:: PROBLEM TO WORK ON ::
Your output should repeat the entries below exactly. It should contain no images.

# # # # #

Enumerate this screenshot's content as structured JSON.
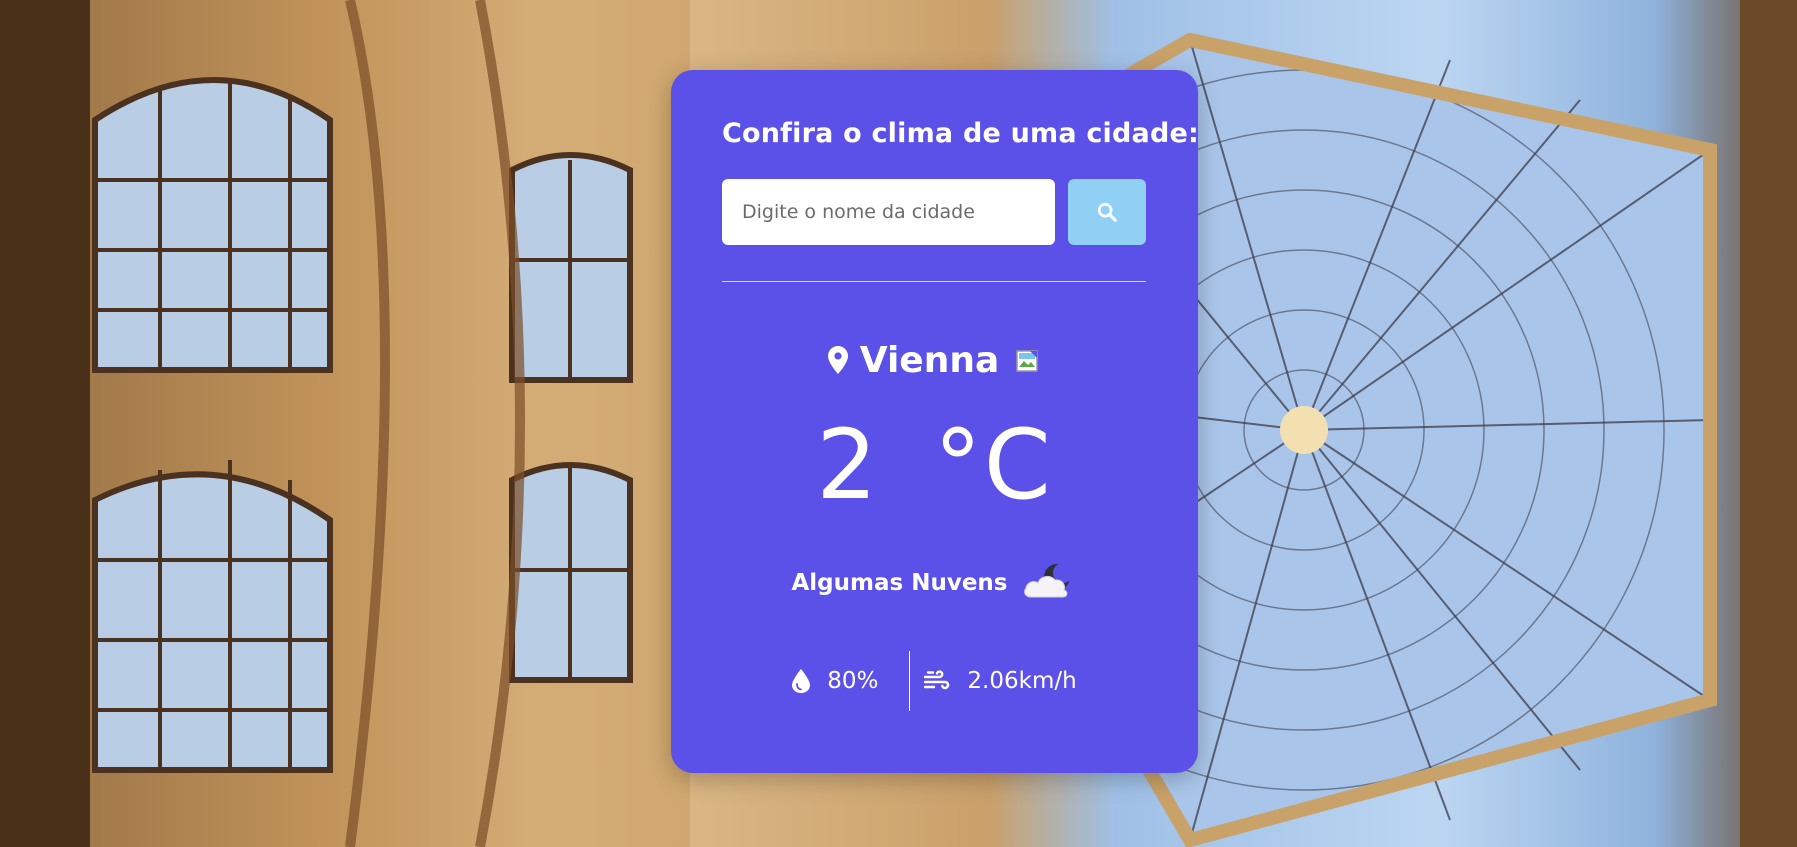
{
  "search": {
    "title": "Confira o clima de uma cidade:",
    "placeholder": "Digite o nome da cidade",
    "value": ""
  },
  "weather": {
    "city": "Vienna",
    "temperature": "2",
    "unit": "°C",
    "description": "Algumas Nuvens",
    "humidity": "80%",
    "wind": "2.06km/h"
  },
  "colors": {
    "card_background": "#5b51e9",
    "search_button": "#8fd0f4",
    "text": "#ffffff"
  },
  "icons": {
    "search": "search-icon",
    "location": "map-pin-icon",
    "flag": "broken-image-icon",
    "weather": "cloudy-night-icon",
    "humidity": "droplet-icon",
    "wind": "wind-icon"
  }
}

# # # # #

:: ANSWER TO THIS TASK ::
Enumerate this screenshot's content as structured JSON.
{
  "search": {
    "title": "Confira o clima de uma cidade:",
    "placeholder": "Digite o nome da cidade",
    "value": ""
  },
  "weather": {
    "city": "Vienna",
    "temperature": "2",
    "unit": "°C",
    "description": "Algumas Nuvens",
    "humidity": "80%",
    "wind": "2.06km/h"
  },
  "colors": {
    "card_background": "#5b51e9",
    "search_button": "#8fd0f4",
    "text": "#ffffff"
  },
  "icons": {
    "search": "search-icon",
    "location": "map-pin-icon",
    "flag": "broken-image-icon",
    "weather": "cloudy-night-icon",
    "humidity": "droplet-icon",
    "wind": "wind-icon"
  }
}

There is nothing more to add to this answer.